C. Welton Gaddy, president of the Interfaith Alliance, said there is a “religious McCarthyism” afoot. “There are power-hungry people, both in the church and in politics, who are using those issues to divide congregations in order to identify who the true believers are,” he asserted.
Gaddy contended that the “religious right” uses a “litmus test” in order to “pass judgment on another person’s spirituality, not by asking the singular question about your relationship to God and your belief in Christ, but where you are on a variety of socio-political issues.”
Gaddy said “Christianity is more exclusive now than it was at its inception.” This exclusivity is a “danger to America’s diversity,” Marin quoted Gaddy as saying.
Hamlet told Marin that Jesus Himself said He is “the way, the truth and the life. No man comes to the Father except by me,” noting that Muhammad, Buddha, and all the other religious leaders are dead. “We serve a risen Savior through the resurrection of Jesus Christ.”
When asked by the CNN reporter if he could assert “there is only one way to the Kingdom of God,” Gaddy responded: “I will never attempt to play God, and to make any statement that is sweepingly exclusive of other people is to assume that I can make a judgment that I believe only God alone can make.”
“There may be a lot of things about the Bible that I don’t understand.

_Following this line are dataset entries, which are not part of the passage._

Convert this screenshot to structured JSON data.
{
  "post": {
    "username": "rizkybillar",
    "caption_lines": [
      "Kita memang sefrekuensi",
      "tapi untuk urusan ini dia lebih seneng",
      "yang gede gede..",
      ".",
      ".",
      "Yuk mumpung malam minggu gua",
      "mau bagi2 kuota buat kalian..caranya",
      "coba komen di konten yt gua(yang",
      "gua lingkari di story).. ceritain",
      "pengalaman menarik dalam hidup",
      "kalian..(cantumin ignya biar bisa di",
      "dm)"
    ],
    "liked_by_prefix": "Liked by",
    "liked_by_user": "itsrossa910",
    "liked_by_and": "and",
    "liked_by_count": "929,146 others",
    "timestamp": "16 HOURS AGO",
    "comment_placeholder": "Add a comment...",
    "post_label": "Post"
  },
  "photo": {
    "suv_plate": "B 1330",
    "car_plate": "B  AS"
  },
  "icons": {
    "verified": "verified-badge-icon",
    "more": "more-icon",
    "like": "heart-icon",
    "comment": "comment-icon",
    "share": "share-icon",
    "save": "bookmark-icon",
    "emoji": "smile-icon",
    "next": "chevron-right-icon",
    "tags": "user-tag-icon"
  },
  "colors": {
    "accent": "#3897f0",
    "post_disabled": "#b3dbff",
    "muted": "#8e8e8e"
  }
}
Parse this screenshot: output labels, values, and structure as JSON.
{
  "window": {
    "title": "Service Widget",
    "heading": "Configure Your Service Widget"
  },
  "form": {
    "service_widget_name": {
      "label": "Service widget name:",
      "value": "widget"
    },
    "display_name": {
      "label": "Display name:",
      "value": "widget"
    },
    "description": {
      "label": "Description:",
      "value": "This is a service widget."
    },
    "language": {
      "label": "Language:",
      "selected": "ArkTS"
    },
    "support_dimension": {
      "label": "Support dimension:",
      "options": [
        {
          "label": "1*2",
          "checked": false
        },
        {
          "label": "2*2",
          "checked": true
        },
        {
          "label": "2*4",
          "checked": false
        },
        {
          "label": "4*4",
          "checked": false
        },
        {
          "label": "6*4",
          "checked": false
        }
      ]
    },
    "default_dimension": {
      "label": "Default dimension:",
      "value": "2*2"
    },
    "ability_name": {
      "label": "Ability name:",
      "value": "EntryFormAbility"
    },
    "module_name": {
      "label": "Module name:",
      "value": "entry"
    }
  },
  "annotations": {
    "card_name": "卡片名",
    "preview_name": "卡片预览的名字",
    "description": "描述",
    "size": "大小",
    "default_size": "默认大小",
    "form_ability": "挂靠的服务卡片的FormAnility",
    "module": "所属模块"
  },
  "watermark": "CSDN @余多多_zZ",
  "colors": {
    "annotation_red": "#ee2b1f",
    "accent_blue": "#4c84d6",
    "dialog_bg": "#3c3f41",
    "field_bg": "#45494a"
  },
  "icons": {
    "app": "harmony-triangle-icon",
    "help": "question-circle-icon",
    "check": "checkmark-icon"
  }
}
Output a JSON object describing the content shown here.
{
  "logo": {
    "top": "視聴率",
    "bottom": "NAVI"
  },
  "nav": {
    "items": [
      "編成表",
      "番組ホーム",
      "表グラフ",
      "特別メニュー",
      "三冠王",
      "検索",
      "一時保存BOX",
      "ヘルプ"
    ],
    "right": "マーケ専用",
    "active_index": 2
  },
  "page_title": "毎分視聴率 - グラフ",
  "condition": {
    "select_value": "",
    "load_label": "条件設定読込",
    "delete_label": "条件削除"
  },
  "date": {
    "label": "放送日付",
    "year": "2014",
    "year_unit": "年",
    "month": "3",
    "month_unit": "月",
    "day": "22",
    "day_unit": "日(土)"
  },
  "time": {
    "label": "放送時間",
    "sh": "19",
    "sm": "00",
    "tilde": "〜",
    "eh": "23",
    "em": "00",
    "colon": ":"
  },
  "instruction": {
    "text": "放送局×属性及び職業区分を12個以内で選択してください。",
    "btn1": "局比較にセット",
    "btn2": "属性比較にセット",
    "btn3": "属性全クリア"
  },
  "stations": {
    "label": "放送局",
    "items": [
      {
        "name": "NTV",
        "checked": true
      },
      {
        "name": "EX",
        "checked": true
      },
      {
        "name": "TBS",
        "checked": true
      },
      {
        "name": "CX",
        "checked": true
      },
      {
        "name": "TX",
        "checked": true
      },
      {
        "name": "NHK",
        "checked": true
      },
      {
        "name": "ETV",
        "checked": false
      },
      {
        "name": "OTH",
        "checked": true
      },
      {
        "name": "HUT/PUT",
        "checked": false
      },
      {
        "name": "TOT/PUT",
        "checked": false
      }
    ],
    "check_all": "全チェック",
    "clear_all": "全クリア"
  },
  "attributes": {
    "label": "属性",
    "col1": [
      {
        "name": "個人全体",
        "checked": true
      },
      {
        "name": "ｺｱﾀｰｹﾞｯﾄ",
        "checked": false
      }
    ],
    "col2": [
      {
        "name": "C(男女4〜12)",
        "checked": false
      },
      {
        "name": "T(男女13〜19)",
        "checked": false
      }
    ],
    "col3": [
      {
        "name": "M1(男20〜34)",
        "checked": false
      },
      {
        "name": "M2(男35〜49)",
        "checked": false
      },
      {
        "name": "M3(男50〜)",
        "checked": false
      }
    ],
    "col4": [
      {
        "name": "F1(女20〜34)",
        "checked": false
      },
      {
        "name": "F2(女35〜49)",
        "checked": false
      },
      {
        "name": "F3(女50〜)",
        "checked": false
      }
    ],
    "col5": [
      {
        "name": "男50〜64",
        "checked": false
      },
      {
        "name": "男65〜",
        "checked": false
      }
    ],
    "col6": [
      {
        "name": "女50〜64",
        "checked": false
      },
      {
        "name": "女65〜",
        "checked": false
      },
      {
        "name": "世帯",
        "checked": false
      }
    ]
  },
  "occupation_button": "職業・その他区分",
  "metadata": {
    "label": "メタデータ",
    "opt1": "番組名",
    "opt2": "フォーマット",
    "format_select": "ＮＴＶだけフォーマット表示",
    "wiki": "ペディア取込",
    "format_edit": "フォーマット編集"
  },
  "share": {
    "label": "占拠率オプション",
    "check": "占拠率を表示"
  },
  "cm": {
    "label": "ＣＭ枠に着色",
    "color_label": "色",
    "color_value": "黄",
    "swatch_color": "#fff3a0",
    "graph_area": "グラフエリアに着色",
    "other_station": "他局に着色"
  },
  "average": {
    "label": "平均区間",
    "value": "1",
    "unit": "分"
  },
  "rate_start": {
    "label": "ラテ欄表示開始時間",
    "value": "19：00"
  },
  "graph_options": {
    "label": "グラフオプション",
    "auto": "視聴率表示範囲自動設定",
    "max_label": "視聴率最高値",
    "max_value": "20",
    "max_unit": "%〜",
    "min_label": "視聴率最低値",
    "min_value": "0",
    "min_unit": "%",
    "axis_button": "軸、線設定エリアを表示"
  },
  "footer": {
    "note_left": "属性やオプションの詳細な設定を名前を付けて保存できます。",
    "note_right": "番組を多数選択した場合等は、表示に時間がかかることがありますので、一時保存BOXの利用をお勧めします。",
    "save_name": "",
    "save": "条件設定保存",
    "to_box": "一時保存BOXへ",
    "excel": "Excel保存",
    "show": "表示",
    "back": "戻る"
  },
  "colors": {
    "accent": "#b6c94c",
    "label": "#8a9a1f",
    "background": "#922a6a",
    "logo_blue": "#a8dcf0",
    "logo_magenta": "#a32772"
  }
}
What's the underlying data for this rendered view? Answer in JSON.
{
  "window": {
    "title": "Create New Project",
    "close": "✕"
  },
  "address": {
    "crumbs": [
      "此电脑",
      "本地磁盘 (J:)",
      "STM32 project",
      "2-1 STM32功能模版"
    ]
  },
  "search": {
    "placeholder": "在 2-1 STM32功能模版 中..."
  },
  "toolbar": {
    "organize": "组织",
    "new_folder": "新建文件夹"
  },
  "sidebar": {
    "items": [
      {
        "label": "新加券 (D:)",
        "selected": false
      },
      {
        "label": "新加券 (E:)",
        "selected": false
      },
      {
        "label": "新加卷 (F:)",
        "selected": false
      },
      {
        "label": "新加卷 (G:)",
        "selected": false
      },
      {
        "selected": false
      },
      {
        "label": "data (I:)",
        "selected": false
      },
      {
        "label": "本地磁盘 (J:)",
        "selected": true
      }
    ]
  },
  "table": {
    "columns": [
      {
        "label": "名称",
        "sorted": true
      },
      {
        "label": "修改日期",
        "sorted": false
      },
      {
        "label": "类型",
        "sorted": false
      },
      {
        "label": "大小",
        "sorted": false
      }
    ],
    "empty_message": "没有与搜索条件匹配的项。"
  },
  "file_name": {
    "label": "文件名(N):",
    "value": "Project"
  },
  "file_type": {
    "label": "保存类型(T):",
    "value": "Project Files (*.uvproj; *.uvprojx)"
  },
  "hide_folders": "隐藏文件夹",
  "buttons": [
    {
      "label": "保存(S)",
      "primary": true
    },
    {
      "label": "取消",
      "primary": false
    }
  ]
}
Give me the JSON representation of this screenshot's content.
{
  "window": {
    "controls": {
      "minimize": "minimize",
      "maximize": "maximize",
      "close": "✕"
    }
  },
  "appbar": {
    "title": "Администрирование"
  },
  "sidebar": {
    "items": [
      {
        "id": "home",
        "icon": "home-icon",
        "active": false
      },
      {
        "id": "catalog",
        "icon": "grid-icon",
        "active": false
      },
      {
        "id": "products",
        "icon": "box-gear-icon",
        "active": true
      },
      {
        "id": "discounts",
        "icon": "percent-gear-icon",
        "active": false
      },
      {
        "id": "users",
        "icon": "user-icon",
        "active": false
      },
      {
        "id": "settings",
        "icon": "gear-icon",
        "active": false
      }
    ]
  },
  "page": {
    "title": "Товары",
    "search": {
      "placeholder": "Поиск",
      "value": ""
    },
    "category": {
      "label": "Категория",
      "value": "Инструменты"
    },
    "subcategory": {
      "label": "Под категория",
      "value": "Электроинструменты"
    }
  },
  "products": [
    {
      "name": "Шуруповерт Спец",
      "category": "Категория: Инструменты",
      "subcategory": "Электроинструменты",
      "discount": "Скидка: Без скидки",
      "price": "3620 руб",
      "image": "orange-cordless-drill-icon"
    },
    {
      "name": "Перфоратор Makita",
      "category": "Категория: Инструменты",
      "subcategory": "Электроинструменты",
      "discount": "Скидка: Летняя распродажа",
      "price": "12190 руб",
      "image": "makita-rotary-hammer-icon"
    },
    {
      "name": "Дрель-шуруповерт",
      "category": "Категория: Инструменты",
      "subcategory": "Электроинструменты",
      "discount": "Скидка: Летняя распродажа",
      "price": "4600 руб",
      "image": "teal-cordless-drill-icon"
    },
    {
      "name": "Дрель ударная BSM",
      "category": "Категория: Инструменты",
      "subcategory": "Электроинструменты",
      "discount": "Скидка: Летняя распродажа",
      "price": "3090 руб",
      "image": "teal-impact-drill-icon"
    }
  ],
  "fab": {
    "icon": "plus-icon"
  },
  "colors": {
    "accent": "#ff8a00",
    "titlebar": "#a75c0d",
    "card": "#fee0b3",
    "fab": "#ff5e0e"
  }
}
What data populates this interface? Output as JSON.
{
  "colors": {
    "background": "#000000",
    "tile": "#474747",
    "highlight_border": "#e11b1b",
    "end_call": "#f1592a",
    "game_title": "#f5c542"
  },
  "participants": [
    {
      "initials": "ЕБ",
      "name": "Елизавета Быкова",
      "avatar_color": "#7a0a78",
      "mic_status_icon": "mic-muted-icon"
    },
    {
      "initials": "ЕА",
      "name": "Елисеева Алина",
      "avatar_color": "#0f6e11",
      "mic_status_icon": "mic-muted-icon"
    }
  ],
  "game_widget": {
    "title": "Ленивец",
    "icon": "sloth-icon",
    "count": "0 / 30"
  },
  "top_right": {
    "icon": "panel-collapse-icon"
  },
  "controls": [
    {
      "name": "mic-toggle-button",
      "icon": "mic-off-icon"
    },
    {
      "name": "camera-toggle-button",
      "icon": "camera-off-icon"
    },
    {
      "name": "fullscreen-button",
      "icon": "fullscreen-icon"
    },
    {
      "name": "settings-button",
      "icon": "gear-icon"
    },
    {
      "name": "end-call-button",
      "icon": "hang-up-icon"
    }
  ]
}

But I’m not really given the choice of what I can believe and what I can’t believe,” Hamlet said.
The program featured brief segments with a family from the Spartanburg church, Cassidy and Robin Carlisle and their two children, Rick, 15, and Caitlin, 11.
Caitlin told of becoming a Christian at age 3.
Marin asked the girl, “Can a 3-year-old really understand or know enough to –”
“All you have to understand,” Caitlin said, “is, I’m a sinner and I need Jesus, and Jesus died for me. That’s all you need to understand.”
This CNN program will be re-aired Saturday, Oct. 30. Check local listings for the time in your area.